The Guiltless Shell Story

Years ago I took hundreds of live snails from the tidal flats of Florida – just for their shell homes. With the passage of time, wisdom came of what Id done – along with regret which gave way to forgiveness, and from this fertile matrix these Guiltless Shells appeared, as if by magic.

We live in a world shaped by addiction. The Drug manifesting itself in a multitude of forms – none of us able to escape Its net. Today in the newspaper I read of a “ghost net” found in the ocean – 500 yards of mesh – so heavy with dead sea life the Coast Guard was unable to retrieve it. Evidence of one addiction – greed.

I was once a shell collector who found and killed the life form that had made the shell I wanted; shell collecting was my addiction. I quit cold turkey in October 1987, never to collect again as I’d done in the past. But the desire to collect shells was and still is there. This desire became the fuel that burned within me, that with time led to these “Guiltless Shells”.

In 1976 I bought my first box of white polymer clay; an oil-based clay that I could fire right in my own kitchen. It was easy for me to see the potential of this clay for a crafter like myself. But making seashells of this clay never occurred to me.

I can still remember where I was when I formed my first yet unnamed shell of clay. It was a cold winter day, just like today, sitting in front of a wood fire, with clay in hand, trying again to make a white spiraled shell. And then it happened: I made my first crude shell. For the next few years I practiced making the whorls of the gastropod form, not focused on color. I was much like a composer who had finally been able in melody to express his beloved object, knowing that words, like color, would come later. Spending years fine tuning the melody, aware that the very form, melody, couldn’t truly blossom until it was joined to the yet unknown lyrics.

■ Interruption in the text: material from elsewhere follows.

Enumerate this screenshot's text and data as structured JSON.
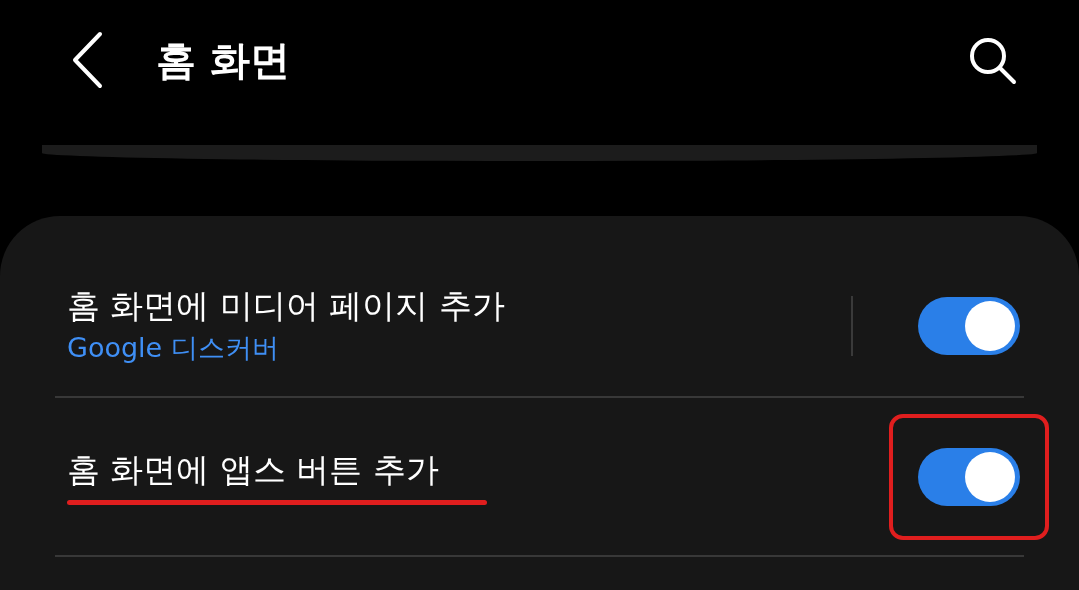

I must admit I was getting frustrated. All my attempts to capture my color lyrics to complete my shells failed. Mechanically I colored my shells with acrylic paint, or rubbed the white clay over colored newspaper ads to add tint cheaply. Rolling the clay back and forth to make as perfect an elongated cone as possible to form the spiraled whorls.

But one day the magic happened! It was as if my hand took over and had a mind of it’s own, and rolled the clay in one direction, over and over again – not back and forth. My eyes looked down, and consciously I finally caught on. Here was how to express the essence of coloration of natural seashells. The rest is history.

Annie Olson
January 2004

Click here to see the Guiltless Shells currently available for sale

If you’d like to create your own Guiltless Shells click here for starter kits.

Posted by Annie Olson on September 26, 2008.